    Alex: Great questions… on the first one, yeah, I remember all this drama around Robin Hood. I guess I’m kind of assuming that everyone in the process prior to green lighting are adults and reasonable and not divas or auteurs. But, you know what they say about assuming. Bottom line is that anyone with “power” who producers won’t corral or keep in-check have the potential to derail any project with outrageous script changes. My next article that is getting published Oct 10 discusses a related problem that probably came into play here, i.e., the problem of derived work. Once the company bought the screenplay then the director or anyone in the production could completely rewrite the script and turn everyone into robots with the writer being powerless to stop it. The script was sold, consequently the writer has no voice. So, did that happen with Robin Hood? Not sure. Not sure what the timing on all the creative changes was. But, like I said, creative disasters can happen at any stage in the green-light process. Anyone can muck thins up at any time. I just had to assume of for the article that we were dealing with mature adults working on a team for a common goal. You know how that goes in Hollywood.

    Your second point is problematic too. It also relates to the derived-work problem (see my article in a couple days). Once the screenplay is sold and the various drafts are being written, the writer has no power. The write will be lucky to even be attached to the project after the sale. So, if it gets to the talent draft stage, the writer wont’ have much say in how power is leveraged by anyone, because he-she no longer owns the script copyright. Unless the writer is also a lead producer or director on the project, the writer will only be able to manage the rewrite process if he-she has the leverage in the company to do so. Talent can make demands as outrageous as any auteur director. There are no guarantees.

    On the third questions, I think anything is possible, but not very likely. Too many players, too many inputs, too many fingers in the pie. Certainly it happens from time to time, there are no rules about this stuff, really. But, for normal humans the likelihood is slim that one draft will satisfy everybody. IMO anyway. 🙂

  3. Alex

    What’s your opinion on what happened with the movie “Robin Hood” and the script “Nottingham” by Ethan Reiff and Cyrus Voris. (Just Google “sex in a submarine robbing from the poor writer” – don’t worry, its a safe for work blog about screenwriting).

    How would you handle a situation where the actor and/or director and/or producer has more leverage power than the screenwriter/director and the “Talent Draft” changes it so much that you can’t go back to your original vision?

    Do you think it’s possible to successfully please all four targets with a single unique draft. Maybe Fight Club? (agents loved it, actors loved it, producers loved it, marketing kinda bombed it, but it became a cult flick) Reservoir Dogs? (Keitel championed it, helped to raise the money)

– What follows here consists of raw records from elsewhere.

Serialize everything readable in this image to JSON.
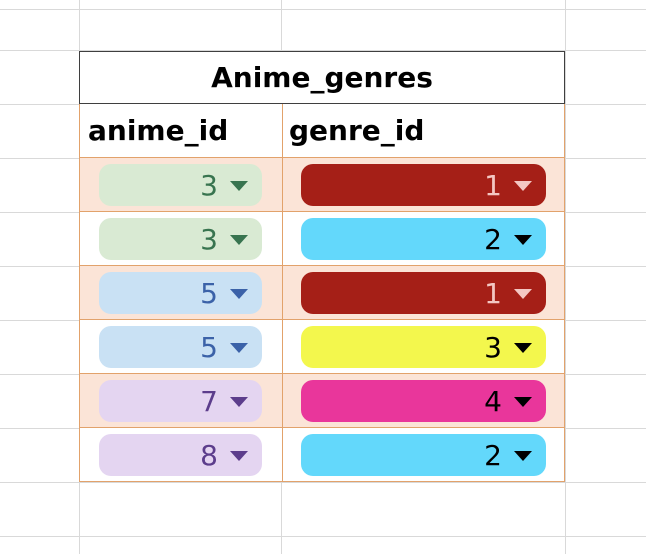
{
  "table": {
    "title": "Anime_genres",
    "headers": {
      "anime_id": "anime_id",
      "genre_id": "genre_id"
    },
    "rows": [
      {
        "anime_id": "3",
        "genre_id": "1",
        "anime_bg": "#d9ead3",
        "anime_fg": "#38744f",
        "genre_bg": "#a51f17",
        "genre_fg": "#f4c7c3",
        "shaded": true
      },
      {
        "anime_id": "3",
        "genre_id": "2",
        "anime_bg": "#d9ead3",
        "anime_fg": "#38744f",
        "genre_bg": "#63d8fb",
        "genre_fg": "#000000",
        "shaded": false
      },
      {
        "anime_id": "5",
        "genre_id": "1",
        "anime_bg": "#c9e1f4",
        "anime_fg": "#3b62a8",
        "genre_bg": "#a51f17",
        "genre_fg": "#f4c7c3",
        "shaded": true
      },
      {
        "anime_id": "5",
        "genre_id": "3",
        "anime_bg": "#c9e1f4",
        "anime_fg": "#3b62a8",
        "genre_bg": "#f3f74d",
        "genre_fg": "#000000",
        "shaded": false
      },
      {
        "anime_id": "7",
        "genre_id": "4",
        "anime_bg": "#e4d5f1",
        "anime_fg": "#5c3d8c",
        "genre_bg": "#e9369b",
        "genre_fg": "#000000",
        "shaded": true
      },
      {
        "anime_id": "8",
        "genre_id": "2",
        "anime_bg": "#e4d5f1",
        "anime_fg": "#5c3d8c",
        "genre_bg": "#63d8fb",
        "genre_fg": "#000000",
        "shaded": false
      }
    ]
  },
  "colors": {
    "grid_line": "#d9d9d9",
    "title_border": "#3f3f3f",
    "table_border": "#e2a26b",
    "row_shade": "#fbe4d7"
  }
}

  4. Jeff LyonsJeff Lyons

    @MatchesMalone: Yeah, you can do that, but it only goes so far. Take my experience right now with a movie I have in pre-production. An well-known UK actor read the reading draft and said he was interested in one of the parts, but wanted to see the part expanded. So, I have to write a draft to accommodate this. This kind of situation can’t be anticipated in the reading draft; it only makes itself evident while you’re in the packaging phase of the project. So, while you can try to anticipate actor requests and combine the first two drafts, you’re still going to have to write a talent draft at some point. Make sense? As to the unpaid part… NONE of the drafts after the reading draft should be free!!! The reading draft is the one the company should be buying. Or at least advancing you some money on… BEFORE you start tweaking other drafts. DON’T WORK FOR FREE … I know, easier said than done. 🙂